Extract each line from the entries below that has the string "avatar" in it.

====== Supplied information

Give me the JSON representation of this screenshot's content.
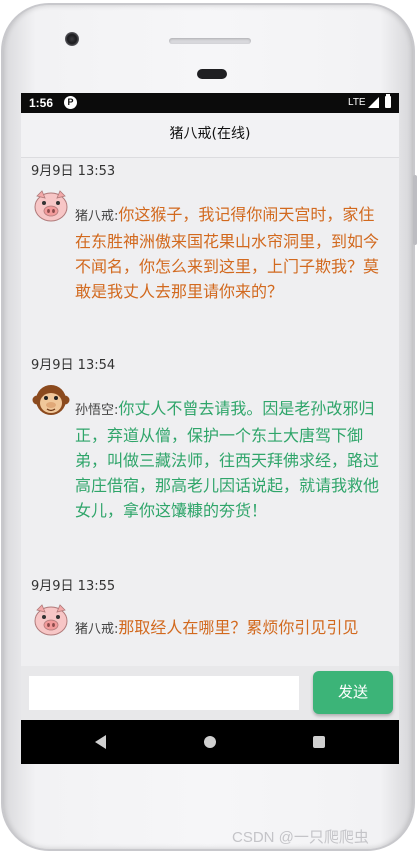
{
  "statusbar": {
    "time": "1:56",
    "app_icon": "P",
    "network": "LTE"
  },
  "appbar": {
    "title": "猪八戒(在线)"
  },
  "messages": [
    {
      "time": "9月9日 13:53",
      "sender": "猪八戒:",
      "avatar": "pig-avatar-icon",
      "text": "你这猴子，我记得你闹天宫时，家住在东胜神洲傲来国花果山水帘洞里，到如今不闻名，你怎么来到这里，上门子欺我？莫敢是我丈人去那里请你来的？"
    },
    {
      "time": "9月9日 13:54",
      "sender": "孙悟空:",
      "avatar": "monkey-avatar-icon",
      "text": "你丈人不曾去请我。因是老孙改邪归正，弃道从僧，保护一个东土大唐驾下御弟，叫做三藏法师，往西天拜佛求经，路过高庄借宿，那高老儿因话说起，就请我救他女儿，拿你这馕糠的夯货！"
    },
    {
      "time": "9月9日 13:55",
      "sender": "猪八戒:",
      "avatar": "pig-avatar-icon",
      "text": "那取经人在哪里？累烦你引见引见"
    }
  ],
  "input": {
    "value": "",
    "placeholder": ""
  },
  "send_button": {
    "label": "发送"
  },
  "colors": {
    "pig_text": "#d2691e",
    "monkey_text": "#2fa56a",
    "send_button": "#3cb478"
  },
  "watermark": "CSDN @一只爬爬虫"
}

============
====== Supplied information

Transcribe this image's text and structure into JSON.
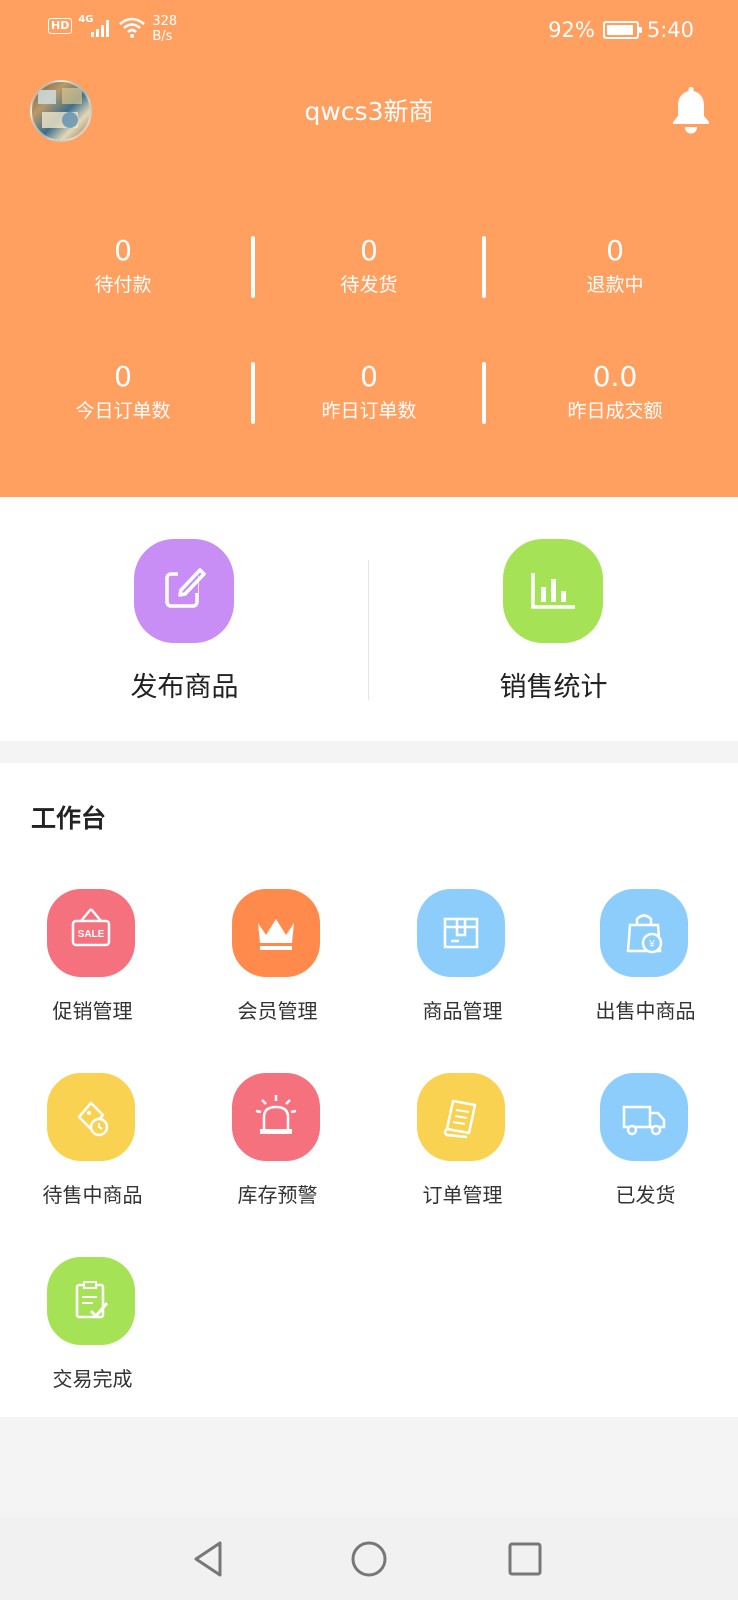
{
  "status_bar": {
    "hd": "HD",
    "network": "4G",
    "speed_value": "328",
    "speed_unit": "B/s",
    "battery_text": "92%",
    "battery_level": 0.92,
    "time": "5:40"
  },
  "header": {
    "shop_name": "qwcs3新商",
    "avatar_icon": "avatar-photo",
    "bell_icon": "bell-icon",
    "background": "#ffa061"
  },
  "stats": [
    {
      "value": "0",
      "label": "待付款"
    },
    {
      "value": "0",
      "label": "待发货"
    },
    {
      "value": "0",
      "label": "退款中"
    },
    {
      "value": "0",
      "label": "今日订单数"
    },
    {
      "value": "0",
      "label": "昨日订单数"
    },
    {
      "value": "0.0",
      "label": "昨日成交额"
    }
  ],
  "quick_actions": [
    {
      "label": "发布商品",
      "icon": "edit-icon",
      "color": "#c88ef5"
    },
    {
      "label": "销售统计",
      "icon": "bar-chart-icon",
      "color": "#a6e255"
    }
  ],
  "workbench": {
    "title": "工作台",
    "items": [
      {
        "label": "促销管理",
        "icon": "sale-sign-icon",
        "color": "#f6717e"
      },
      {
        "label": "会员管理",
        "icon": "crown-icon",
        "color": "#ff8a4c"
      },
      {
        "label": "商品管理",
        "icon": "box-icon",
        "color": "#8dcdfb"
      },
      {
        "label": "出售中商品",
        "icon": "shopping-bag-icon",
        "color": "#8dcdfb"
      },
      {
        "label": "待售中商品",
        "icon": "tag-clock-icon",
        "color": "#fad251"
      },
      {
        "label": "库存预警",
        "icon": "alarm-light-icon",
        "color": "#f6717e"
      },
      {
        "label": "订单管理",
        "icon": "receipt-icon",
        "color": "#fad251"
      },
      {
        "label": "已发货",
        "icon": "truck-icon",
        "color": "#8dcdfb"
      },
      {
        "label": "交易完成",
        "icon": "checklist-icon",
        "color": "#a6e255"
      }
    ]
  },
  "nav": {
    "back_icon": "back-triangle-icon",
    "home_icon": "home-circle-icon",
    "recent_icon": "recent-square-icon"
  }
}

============

● **Output**
      "avatar": "pig-avatar-icon",
      "avatar": "monkey-avatar-icon",
      "avatar": "pig-avatar-icon",
    "avatar_icon": "avatar-photo",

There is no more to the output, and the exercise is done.